Brown Outs – In Tailgating Fashion!
I’m sure all my American readers know what tailgating is. And maybe some Aussies and Europeans do also. And for the sake not taking sides in the BREXIT argument, I will put the U.K. in their own category (lol). Tailgating is typically is a term that describes someone driving too closely behind another vehicle. The alternate (North American) version of a definition is attending a social gathering at which an informal meal is served from the back of a parked vehicle, typically in the parking lot of a sports stadium.
“Tailgating” dates back to the birth of college American football when people would gather round wagons prior to the beginning of the game. Now it’s typically 4×4 cars and pick-up trucks with their tailgates down. Fans bring along barbecue grills, tents and even televisions that they will entertain themselves with. Many are decorated with team colors, and will head to the stadium car park to eat, drink and play games, often for several hours before a game begins. Until recently, this was exclusively an American tradition, but now Aussie entrepreneurs are bringing the tailgating experience to Sydney. Great Britain, well… this happy mixing of rival fans is unlikely to happen in the UK. Could anyone begin to imagine Manchester United and Liverpool fans cooking each other burgers in a car park?
Tailgating, it’s a Competition.
Like I previously mentioned, many tailgaters will decorate with team colors with a little extravagance (or a lot) thrown in for good hifalutin measure. Take the parties at “The Grove” in Oxford, Mississippi, home of the Ole Miss Rebels.
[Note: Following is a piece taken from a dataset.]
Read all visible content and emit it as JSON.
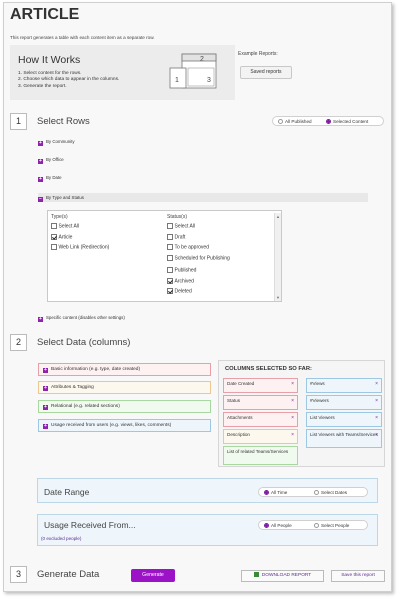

The Grove is a legendary tailgating area adjacent to the stadium on the main campus and consists of approximately 10 acres (4.0 ha) of grass and trees. On game day, it is typically packed with hundreds of tents, many of which are set up with fine kitchen ware and other amenities. You’ll often find lots of lace and designer doilies, fine china, chandeliers, sterling silver, and fancy candelabras along with fancy BBQ smokers/grills and large custom coolers. Refrigerated keggers – yep! I’ve even seen a tent with two Lazyboy recliners so the revelers could enjoy the game on their big flat panel TV; game signal courtesy of the satellite dish they also brought along. Much of the food is laid out on table cloths in sterling silver or silver-plated servers. Fancy is that fancy does, and it has evolved into a long-standing competition among Grove goers since the 1950’s.
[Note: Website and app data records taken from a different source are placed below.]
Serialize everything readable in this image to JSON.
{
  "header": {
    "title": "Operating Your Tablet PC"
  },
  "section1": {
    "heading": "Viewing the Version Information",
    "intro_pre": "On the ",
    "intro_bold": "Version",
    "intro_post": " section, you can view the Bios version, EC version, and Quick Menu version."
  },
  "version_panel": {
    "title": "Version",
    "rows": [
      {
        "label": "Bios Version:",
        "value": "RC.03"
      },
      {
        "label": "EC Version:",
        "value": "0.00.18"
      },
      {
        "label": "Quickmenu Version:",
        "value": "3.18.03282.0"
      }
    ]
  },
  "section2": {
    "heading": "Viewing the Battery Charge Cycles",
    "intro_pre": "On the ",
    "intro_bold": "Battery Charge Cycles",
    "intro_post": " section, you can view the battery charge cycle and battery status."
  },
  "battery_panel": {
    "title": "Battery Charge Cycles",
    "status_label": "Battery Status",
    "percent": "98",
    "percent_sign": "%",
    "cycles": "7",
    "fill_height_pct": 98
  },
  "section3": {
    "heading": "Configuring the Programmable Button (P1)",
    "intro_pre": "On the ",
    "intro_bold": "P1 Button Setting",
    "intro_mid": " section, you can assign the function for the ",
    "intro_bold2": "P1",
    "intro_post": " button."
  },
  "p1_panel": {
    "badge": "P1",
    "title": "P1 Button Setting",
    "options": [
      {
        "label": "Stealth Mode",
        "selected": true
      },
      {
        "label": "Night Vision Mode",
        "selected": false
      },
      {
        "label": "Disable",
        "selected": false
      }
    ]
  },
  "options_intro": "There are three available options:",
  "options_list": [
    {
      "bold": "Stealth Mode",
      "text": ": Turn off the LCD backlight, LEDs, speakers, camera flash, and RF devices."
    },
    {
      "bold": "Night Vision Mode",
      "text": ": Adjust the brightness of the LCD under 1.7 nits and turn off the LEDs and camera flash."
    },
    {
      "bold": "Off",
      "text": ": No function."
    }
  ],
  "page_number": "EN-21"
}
Our recent brown-out this past Saturday forced us once again to head to the beach for an all day outing to beat the heat. This time though, I suggested to my wife that we should make it more interesting. So, in Ole Miss tailgate fashion, she brought along a table setting complete with real plates (no paper plates), wine and wine glasses, and a centerpiece. We enjoyed some polutan (hors-d’oeuvres) with our drinks and then dug into some good ‘ol southern fried chicken with all the fixen’s (okay it was Jollibee’s with home-cooked rice and two cans of corn). It wasn’t all that extravagant. Well, maybe it was… this is the Philippines. We did manage to get some strange looks from a few people but, it was all in fun and we relaxed and enjoyed ourselves as we always do.
We noticed that the cottage next to us did bring some wine… “Gallo.” (It is rather odd to see a wine bottle in place of a Emperador Brandy bottle.) At least ours had a real cork in it! Next time I might look to bring a cheap Chinese lantern that we can hang as a cottage chandelier. Who knows what we might start?